Website and app data records

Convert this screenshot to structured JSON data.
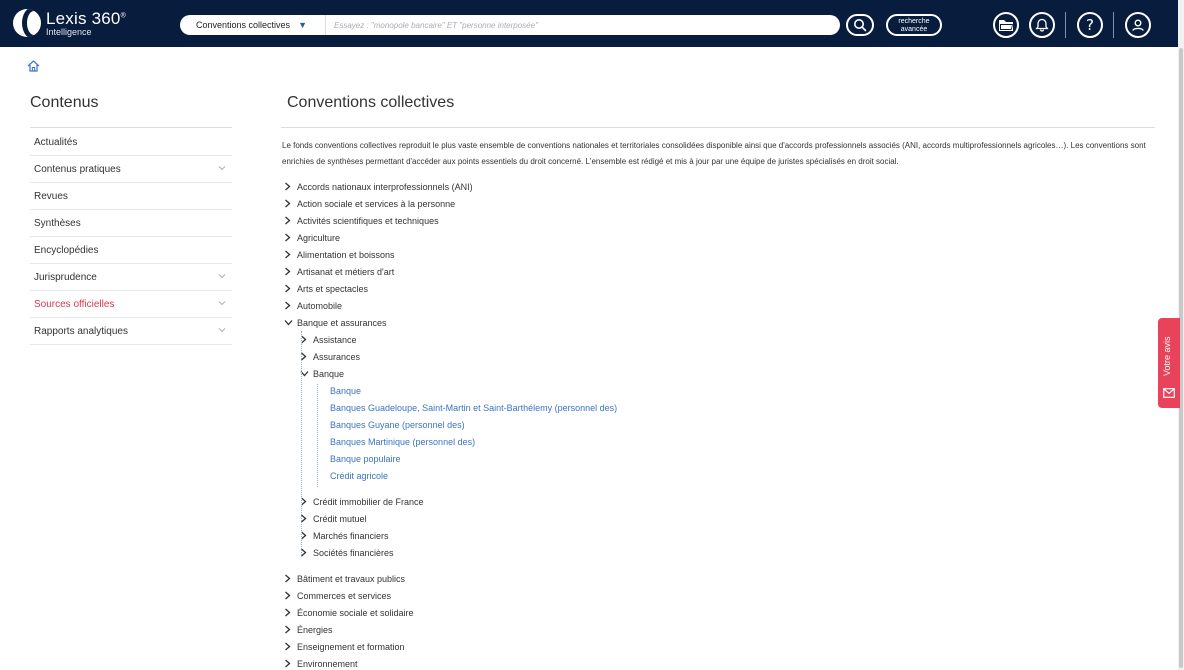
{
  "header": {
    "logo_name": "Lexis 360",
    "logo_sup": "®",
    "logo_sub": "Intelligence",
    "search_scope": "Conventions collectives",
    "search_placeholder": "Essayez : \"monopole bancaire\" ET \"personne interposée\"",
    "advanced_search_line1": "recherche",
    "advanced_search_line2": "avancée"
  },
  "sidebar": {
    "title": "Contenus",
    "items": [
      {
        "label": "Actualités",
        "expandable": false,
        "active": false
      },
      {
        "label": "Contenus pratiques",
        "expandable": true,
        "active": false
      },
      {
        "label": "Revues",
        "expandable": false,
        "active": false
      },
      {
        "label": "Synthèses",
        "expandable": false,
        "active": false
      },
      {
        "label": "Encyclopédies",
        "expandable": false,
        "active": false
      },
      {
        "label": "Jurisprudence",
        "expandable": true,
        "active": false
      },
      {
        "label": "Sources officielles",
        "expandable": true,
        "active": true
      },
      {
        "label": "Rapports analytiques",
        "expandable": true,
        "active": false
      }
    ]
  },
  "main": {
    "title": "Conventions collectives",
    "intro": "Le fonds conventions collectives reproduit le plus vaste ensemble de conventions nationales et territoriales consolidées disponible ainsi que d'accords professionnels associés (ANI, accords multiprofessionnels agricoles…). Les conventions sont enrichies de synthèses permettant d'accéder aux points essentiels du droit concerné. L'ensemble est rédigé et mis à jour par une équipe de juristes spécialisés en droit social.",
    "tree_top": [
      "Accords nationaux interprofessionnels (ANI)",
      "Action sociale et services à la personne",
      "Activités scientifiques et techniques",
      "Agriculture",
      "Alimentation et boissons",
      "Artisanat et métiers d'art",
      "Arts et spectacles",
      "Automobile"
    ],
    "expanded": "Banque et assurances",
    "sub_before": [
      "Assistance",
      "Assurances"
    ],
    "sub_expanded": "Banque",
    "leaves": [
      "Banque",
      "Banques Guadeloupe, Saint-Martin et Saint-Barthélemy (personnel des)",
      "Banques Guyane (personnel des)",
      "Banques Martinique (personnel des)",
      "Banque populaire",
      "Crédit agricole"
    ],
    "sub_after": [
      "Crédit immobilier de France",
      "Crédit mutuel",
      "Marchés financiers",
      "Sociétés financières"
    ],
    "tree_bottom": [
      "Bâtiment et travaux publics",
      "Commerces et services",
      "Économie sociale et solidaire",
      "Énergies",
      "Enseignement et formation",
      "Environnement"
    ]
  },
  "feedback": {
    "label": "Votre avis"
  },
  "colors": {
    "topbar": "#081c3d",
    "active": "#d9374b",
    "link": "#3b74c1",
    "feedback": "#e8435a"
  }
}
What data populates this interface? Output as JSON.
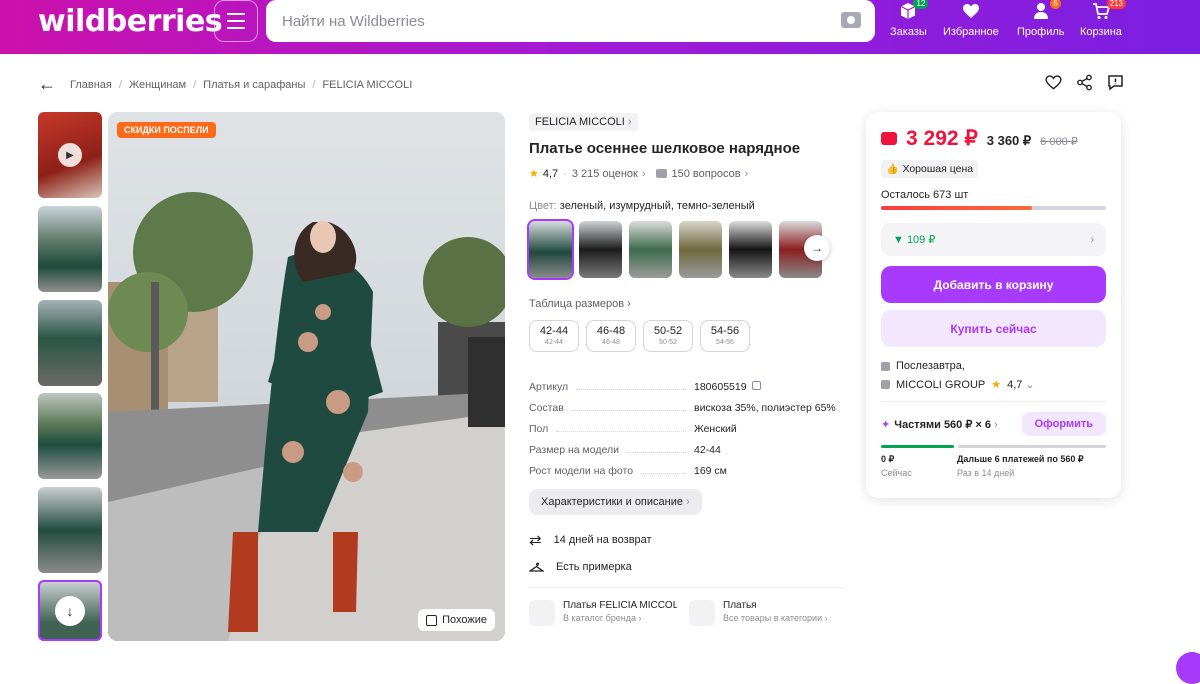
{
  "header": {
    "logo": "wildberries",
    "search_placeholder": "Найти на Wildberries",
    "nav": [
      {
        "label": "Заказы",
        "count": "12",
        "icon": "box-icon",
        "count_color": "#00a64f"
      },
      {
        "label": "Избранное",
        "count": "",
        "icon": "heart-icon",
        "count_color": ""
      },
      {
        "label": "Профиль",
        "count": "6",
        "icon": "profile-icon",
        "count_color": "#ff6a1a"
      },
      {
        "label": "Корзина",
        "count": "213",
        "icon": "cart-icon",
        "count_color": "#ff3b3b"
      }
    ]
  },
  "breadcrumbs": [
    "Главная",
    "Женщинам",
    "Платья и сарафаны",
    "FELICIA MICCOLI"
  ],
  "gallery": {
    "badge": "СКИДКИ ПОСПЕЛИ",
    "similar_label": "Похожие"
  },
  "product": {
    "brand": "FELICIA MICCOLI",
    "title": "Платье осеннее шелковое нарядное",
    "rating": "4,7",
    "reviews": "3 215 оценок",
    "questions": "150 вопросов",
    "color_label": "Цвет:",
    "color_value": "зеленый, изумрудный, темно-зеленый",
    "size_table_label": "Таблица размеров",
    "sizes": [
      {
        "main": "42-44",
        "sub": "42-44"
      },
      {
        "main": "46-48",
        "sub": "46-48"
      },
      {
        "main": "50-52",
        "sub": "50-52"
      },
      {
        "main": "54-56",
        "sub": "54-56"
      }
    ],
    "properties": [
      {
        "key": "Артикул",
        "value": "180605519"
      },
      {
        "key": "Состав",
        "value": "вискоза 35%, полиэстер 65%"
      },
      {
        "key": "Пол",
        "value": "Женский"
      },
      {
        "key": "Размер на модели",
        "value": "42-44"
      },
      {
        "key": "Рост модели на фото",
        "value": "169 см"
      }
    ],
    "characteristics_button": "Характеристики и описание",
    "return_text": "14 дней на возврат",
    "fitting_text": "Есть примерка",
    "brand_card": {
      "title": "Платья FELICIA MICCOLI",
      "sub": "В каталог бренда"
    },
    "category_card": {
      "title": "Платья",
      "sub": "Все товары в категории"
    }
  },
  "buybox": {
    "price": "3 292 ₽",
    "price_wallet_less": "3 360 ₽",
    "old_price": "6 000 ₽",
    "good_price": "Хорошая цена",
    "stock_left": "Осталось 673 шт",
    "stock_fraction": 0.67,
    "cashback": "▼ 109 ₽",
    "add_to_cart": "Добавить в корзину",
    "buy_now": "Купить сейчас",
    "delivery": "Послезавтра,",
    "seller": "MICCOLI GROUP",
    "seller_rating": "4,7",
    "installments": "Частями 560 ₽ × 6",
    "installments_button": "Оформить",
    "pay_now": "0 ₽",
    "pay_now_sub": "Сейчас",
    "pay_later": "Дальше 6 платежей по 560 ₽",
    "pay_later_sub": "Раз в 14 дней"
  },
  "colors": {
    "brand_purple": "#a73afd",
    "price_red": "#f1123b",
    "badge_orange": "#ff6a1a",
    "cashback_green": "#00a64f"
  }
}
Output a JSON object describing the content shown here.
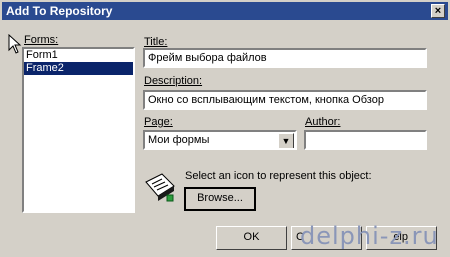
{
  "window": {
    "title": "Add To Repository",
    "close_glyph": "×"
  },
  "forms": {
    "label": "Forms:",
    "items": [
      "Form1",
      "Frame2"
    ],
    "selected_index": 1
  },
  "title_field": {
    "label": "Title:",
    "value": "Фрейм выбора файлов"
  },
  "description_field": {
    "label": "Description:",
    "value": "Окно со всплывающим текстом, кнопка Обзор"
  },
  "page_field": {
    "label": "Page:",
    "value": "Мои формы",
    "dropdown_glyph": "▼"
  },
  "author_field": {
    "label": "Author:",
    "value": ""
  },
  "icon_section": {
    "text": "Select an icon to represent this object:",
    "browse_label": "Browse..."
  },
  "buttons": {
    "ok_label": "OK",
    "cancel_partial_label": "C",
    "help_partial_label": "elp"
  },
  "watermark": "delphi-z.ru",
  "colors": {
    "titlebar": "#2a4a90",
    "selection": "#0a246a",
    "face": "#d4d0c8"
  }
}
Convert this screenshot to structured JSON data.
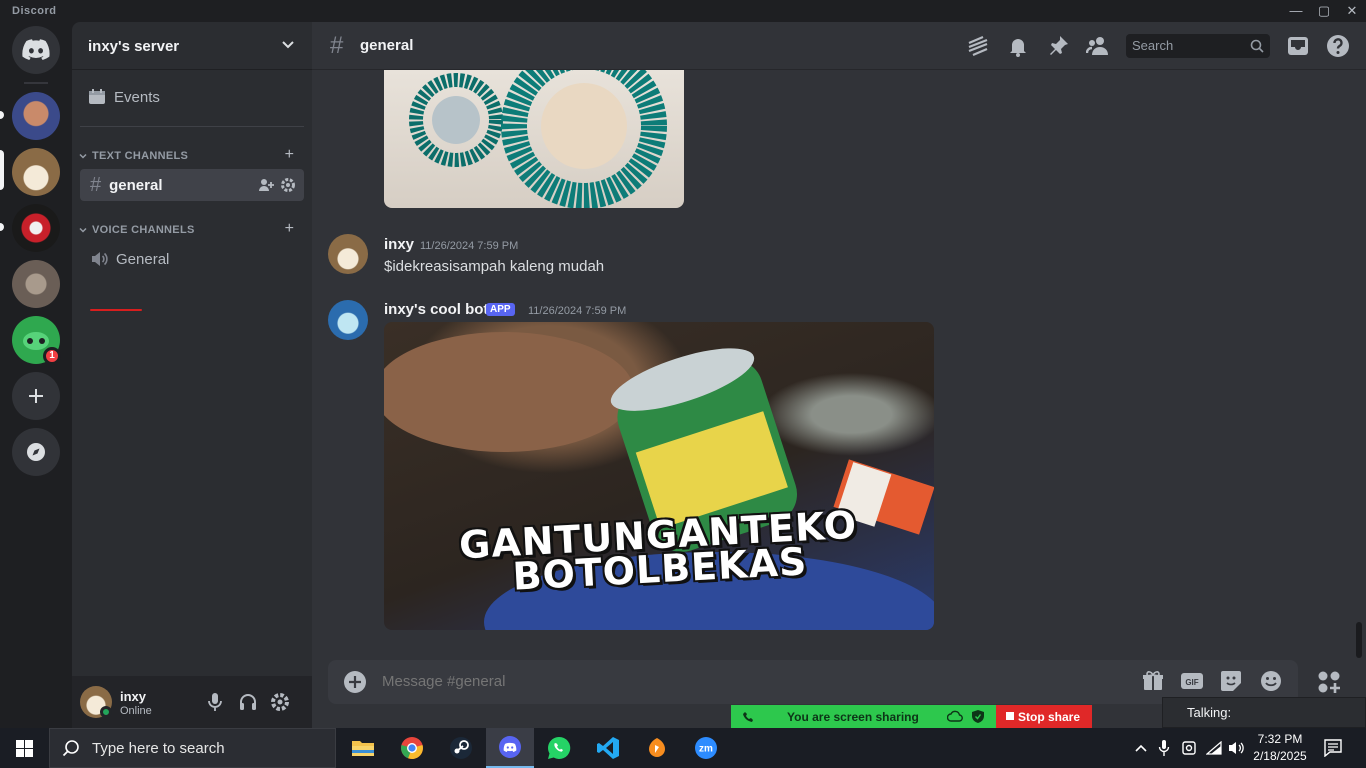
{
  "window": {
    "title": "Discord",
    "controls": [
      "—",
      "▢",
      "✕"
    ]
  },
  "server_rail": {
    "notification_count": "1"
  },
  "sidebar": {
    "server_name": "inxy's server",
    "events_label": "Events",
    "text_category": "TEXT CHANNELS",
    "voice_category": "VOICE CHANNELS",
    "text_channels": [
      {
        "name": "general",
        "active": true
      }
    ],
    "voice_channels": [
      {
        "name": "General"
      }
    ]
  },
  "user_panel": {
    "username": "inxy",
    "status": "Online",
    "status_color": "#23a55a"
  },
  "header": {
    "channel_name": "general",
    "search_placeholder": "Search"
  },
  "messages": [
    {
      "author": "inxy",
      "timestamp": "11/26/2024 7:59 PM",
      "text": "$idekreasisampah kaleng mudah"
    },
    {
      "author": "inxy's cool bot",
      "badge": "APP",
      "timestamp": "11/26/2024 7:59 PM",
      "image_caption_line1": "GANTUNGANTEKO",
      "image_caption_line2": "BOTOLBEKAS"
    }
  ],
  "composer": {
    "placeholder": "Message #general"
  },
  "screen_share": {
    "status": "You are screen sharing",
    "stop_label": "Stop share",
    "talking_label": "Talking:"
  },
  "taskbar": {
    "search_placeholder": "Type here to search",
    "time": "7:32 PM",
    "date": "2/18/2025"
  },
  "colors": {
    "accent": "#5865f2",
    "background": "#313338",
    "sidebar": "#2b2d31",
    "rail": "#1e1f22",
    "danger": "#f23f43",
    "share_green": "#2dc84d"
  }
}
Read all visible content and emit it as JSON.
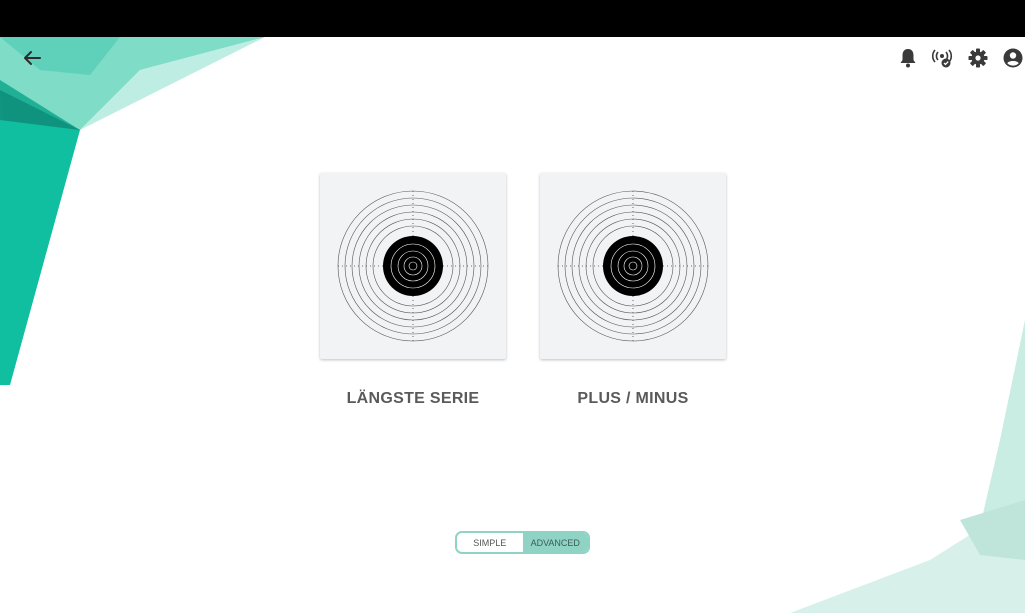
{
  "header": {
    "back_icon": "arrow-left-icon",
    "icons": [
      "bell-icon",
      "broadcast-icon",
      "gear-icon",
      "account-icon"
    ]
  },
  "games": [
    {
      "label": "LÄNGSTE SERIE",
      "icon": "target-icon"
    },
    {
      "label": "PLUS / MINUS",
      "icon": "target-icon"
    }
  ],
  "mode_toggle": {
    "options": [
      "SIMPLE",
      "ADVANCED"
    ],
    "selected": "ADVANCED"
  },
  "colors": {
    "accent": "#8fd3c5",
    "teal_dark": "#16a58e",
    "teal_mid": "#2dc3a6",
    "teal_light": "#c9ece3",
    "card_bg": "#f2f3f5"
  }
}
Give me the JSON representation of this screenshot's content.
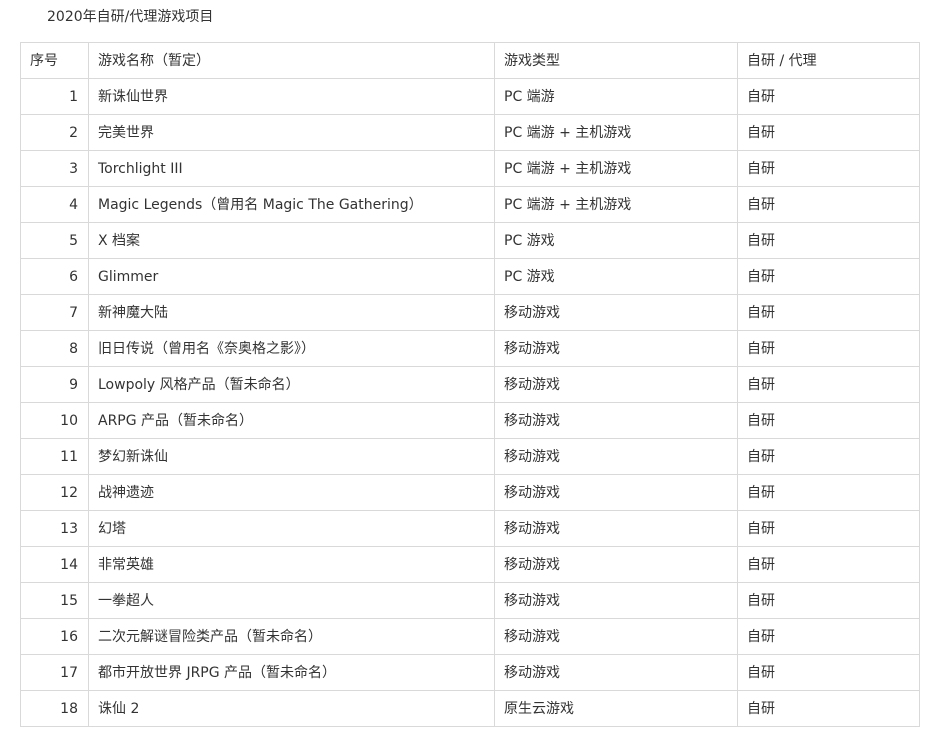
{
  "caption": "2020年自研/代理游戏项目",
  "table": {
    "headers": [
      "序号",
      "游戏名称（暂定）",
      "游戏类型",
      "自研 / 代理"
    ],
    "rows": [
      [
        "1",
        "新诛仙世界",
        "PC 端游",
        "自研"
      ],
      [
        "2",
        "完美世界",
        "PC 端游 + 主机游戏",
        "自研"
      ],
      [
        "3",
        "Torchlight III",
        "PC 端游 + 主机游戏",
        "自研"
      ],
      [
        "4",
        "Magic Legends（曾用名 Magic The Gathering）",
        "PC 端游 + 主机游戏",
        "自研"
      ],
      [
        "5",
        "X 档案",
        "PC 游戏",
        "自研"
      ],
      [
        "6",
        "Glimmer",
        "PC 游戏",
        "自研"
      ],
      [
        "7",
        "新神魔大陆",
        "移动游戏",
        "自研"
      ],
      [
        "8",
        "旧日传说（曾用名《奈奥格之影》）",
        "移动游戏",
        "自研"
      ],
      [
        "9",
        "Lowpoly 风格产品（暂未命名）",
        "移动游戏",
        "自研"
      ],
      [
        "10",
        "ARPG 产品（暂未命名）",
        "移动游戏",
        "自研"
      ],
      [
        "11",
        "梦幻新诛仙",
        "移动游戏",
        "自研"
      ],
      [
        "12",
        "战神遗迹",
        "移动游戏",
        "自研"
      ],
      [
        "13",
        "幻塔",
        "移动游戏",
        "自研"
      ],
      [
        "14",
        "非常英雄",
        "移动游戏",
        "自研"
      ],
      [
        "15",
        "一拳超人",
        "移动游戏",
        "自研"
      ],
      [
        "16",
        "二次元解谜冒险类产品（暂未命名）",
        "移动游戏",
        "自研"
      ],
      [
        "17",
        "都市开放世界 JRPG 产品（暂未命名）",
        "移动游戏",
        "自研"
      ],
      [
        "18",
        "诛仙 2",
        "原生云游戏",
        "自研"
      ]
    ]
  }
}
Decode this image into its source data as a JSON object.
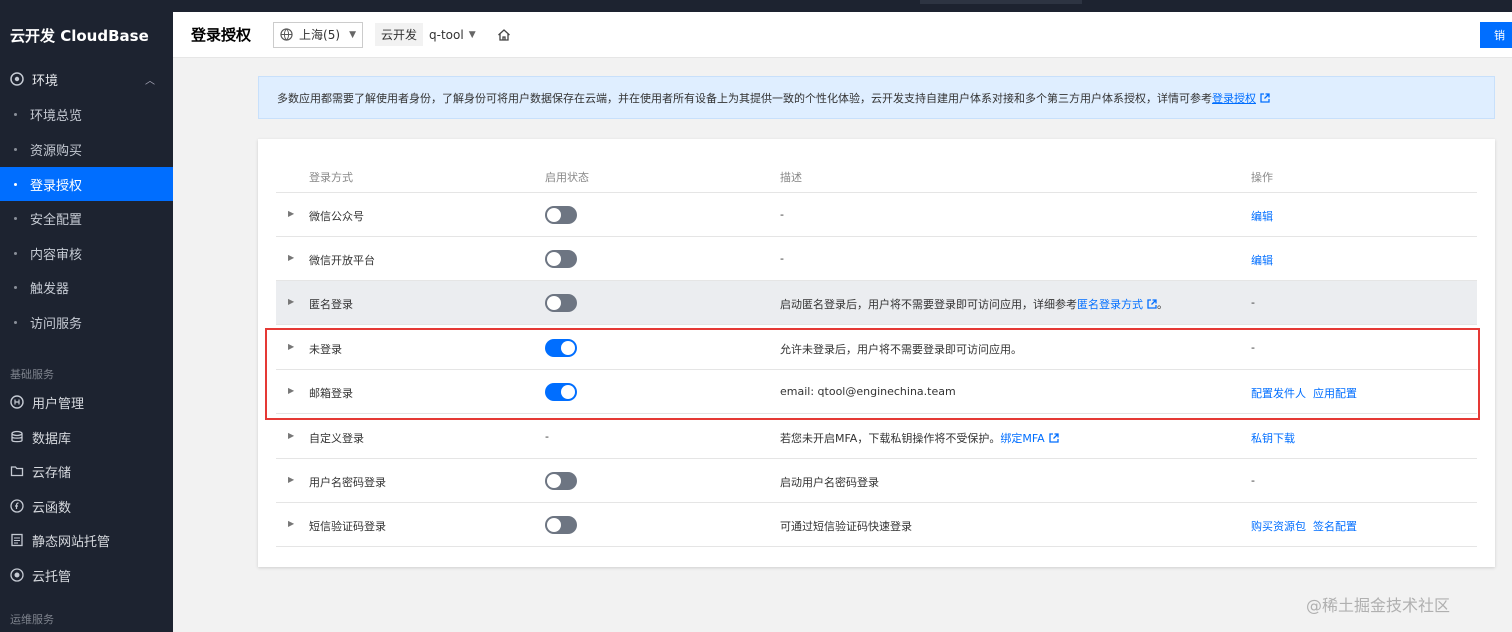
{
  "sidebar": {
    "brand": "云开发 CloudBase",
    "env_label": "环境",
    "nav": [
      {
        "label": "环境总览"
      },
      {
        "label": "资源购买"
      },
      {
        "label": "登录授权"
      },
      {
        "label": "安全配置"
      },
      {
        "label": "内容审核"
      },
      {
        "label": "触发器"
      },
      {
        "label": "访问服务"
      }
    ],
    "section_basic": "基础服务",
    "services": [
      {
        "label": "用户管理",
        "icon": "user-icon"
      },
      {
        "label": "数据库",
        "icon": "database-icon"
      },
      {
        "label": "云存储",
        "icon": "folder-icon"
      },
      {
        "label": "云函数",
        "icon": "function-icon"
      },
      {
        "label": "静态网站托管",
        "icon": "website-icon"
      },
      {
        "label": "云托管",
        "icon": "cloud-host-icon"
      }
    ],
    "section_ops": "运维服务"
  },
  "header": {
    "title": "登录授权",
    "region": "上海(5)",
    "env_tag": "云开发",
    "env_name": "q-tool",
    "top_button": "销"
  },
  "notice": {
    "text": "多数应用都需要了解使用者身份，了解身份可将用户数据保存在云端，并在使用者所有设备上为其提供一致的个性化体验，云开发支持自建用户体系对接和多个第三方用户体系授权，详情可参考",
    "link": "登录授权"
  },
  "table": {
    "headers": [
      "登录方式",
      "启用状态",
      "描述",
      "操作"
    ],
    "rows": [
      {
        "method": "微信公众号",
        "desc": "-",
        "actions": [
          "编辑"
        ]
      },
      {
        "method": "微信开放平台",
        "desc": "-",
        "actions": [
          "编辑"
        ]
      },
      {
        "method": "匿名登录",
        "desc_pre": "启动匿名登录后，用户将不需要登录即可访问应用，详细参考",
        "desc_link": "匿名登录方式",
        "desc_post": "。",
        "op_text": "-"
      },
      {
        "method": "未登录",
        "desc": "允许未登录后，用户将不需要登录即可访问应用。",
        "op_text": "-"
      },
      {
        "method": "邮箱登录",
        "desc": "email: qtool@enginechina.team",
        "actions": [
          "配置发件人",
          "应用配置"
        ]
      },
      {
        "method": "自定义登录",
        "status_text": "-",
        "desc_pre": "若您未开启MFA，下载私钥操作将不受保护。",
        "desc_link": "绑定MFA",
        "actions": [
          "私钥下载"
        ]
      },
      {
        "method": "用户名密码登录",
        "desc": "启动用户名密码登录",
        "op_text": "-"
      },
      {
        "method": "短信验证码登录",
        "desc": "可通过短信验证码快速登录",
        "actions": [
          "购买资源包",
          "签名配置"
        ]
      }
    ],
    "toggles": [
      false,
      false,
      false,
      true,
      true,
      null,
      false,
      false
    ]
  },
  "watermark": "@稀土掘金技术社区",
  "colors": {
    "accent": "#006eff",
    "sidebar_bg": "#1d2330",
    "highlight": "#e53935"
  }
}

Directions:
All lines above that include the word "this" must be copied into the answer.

Written answer:
Convert this screenshot to structured JSON data.
What data populates this interface? Output as JSON.
    "text": "Select an icon to represent this object:",
Convert this screenshot to structured JSON data.
Give me the JSON representation of this screenshot's content.
Decode this image into its source data as a JSON object.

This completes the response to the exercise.